Three things we're still trying to figure out
1. Is Russell Wilson getting better?
Carroll's decision to name Wilson the starter committed the Seahawks to not just a player, but a process. The rookie was going to need time to grow and progress and improve. Is that happening? Hard to say for certain, but the red-zone difficulties and third-down conversions are cause for concern. Seattle's defense is ready to be the backbone of a contender, and the Seahawks running game is moving the ball. How much longer can Seattle wait for Wilson to start extending drives and guiding the team to touchdowns?
2. Is turning Wilson loose really the answer?
That seems to be a solution that is being suggested repeatedly, the insinuation being that Seattle's lack of production in the passing game isn't a result of Wilson's play so much as the dialed-down, conservative nature of the play calls. That analysis might be very short-sighted, though, when you consider the biggest problem Seattle's offense has faced in the past two games is a lack of third-down production. Seattle has converted only four of its 20 third downs over the past two weeks, and all four of those conversions came as a result of running the ball. Wilson is 1-for-9 passing on third downs in those games
for three years. He has been intercepted once and sacked twice, and before you go saying that's a result of the offense having its back against the wall and facing third-and-long, it's important to note that 13 of those 20 third-down plays required 5 yards or fewer. Seattle converted only three of those 13 opportunities, a rate that is simply not going to win games.
3. What was the deal with that third-down draw in the fourth quarter?

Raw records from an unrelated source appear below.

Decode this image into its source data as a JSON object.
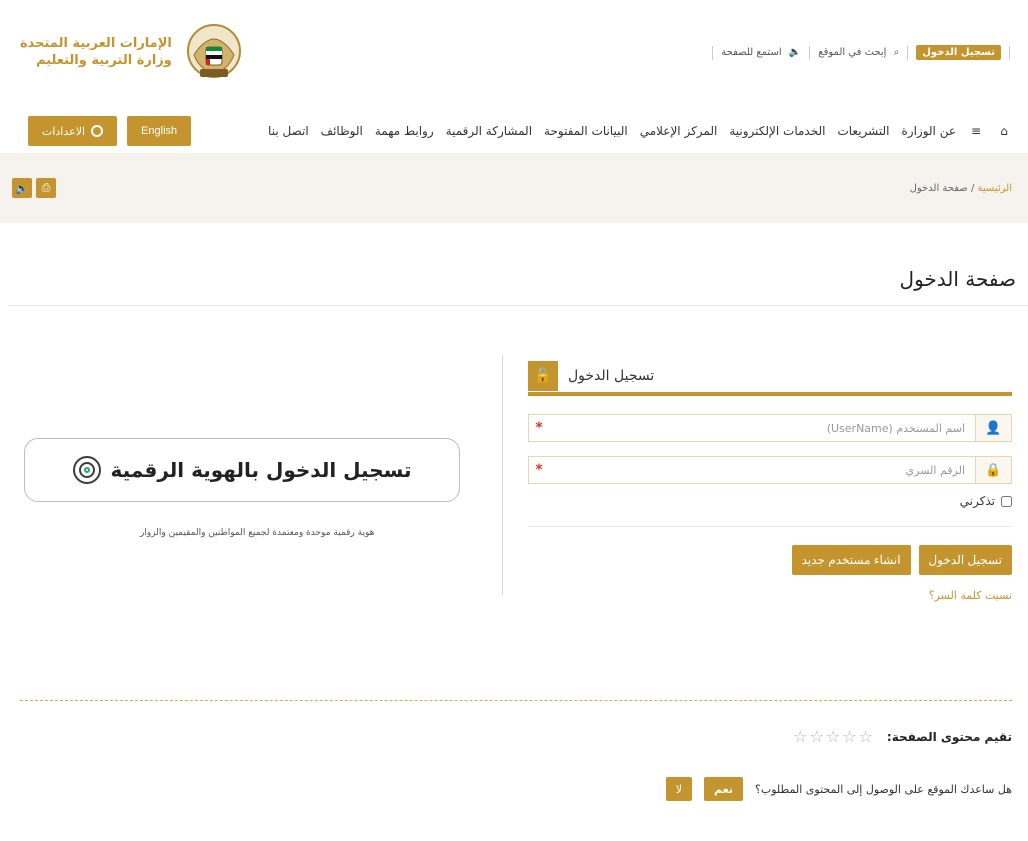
{
  "header": {
    "logo_line1": "الإمارات العربية المتحدة",
    "logo_line2": "وزارة التربية والتعليم",
    "top_links": {
      "login": "تسجيل الدخول",
      "search": "إبحث في الموقع",
      "listen": "استمع للصفحة"
    }
  },
  "nav": {
    "menu_items": [
      "عن الوزارة",
      "التشريعات",
      "الخدمات الإلكترونية",
      "المركز الإعلامي",
      "البيانات المفتوحة",
      "المشاركة الرقمية",
      "روابط مهمة",
      "الوظائف",
      "اتصل بنا"
    ],
    "settings_label": "الاعدادات",
    "language_label": "English"
  },
  "breadcrumb": {
    "home": "الرئيسية",
    "current": "صفحة الدخول"
  },
  "page": {
    "title": "صفحة الدخول"
  },
  "login": {
    "title": "تسجيل الدخول",
    "username_placeholder": "اسم المستخدم (UserName)",
    "password_placeholder": "الرقم السري",
    "remember_me": "تذكرني",
    "login_button": "تسجيل الدخول",
    "register_button": "انشاء مستخدم جديد",
    "forgot_password": "نسيت كلمة السر؟"
  },
  "uae_pass": {
    "label": "تسجيل الدخول بالهوية الرقمية",
    "caption": "هوية رقمية موحدة ومعتمدة لجميع المواطنين والمقيمين والزوار"
  },
  "feedback": {
    "rating_label": "تقيم محتوى الصفحة:",
    "helpful_question": "هل ساعدك الموقع على الوصول إلى المحتوى المطلوب؟",
    "yes": "نعم",
    "no": "لا"
  },
  "theme": {
    "accent": "#c4952f"
  }
}
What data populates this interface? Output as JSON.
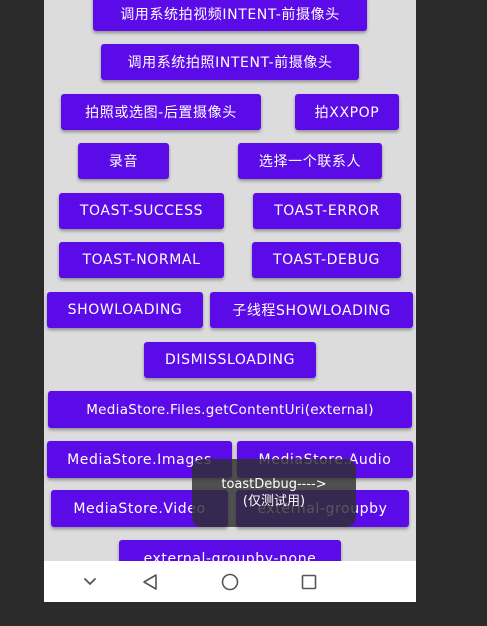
{
  "buttons": [
    {
      "name": "system-video-intent-front-camera-button",
      "label": "调用系统拍视频INTENT-前摄像头"
    },
    {
      "name": "system-photo-intent-front-camera-button",
      "label": "调用系统拍照INTENT-前摄像头"
    },
    {
      "name": "photo-or-pick-rear-camera-button",
      "label": "拍照或选图-后置摄像头"
    },
    {
      "name": "xxpop-button",
      "label": "拍XXPOP"
    },
    {
      "name": "record-audio-button",
      "label": "录音"
    },
    {
      "name": "pick-contact-button",
      "label": "选择一个联系人"
    },
    {
      "name": "toast-success-button",
      "label": "TOAST-SUCCESS"
    },
    {
      "name": "toast-error-button",
      "label": "TOAST-ERROR"
    },
    {
      "name": "toast-normal-button",
      "label": "TOAST-NORMAL"
    },
    {
      "name": "toast-debug-button",
      "label": "TOAST-DEBUG"
    },
    {
      "name": "show-loading-button",
      "label": "SHOWLOADING"
    },
    {
      "name": "subthread-show-loading-button",
      "label": "子线程SHOWLOADING"
    },
    {
      "name": "dismiss-loading-button",
      "label": "DISMISSLOADING"
    },
    {
      "name": "mediastore-files-external-button",
      "label": "MediaStore.Files.getContentUri(external)"
    },
    {
      "name": "mediastore-images-button",
      "label": "MediaStore.Images"
    },
    {
      "name": "mediastore-audio-button",
      "label": "MediaStore.Audio"
    },
    {
      "name": "mediastore-video-button",
      "label": "MediaStore.Video"
    },
    {
      "name": "external-groupby-button",
      "label": "external-groupby"
    },
    {
      "name": "external-groupby-none-button",
      "label": "external-groupby-none"
    }
  ],
  "toast": {
    "line1": "toastDebug---->",
    "line2": "(仅测试用)"
  },
  "nav": {
    "icons": [
      "chevron-down-icon",
      "back-triangle-icon",
      "home-circle-icon",
      "recents-square-icon"
    ]
  },
  "colors": {
    "button": "#5b0ae8",
    "screen_background": "#dcdcdc",
    "outer_background": "#2b2b2b"
  }
}
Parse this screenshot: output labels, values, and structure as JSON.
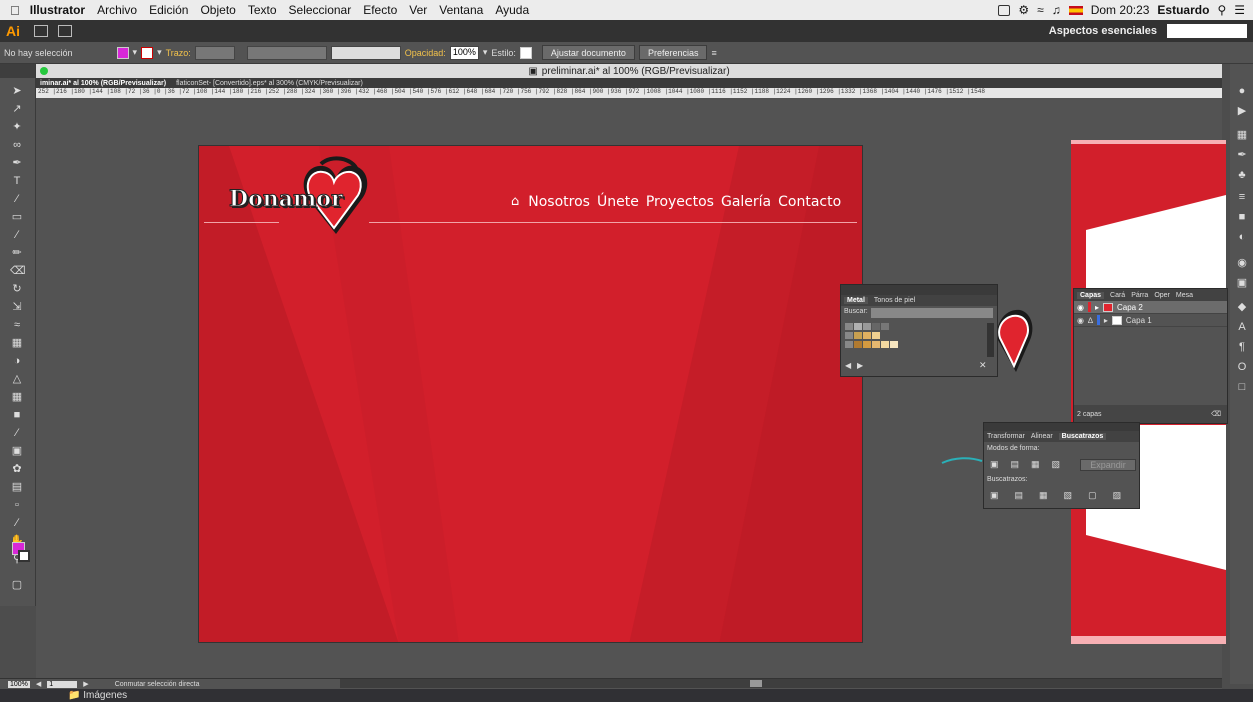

The Seahawks faced third-and-2 early in the fourth quarter. They were in the red zone, and Marshawn Lynch had just carried on back-to-back plays, picking up a total of eight yards. Seattle had rushed five times for 37 yards on the drive. So the Seahawks handed it to Lynch, right? Maybe even approach it as a two-down opportunity. Nope. Shotgun formation, quarterback draw, and Wilson was snuffed for a 2-yard loss. That play was part of football's chess match, and the Rams should be credited for countering the Seahawks attack. But there's something to be said for not attempting to fix something that wasn't broken, and the Seahawks had run the ball consistently without any subterfuge so why changeup?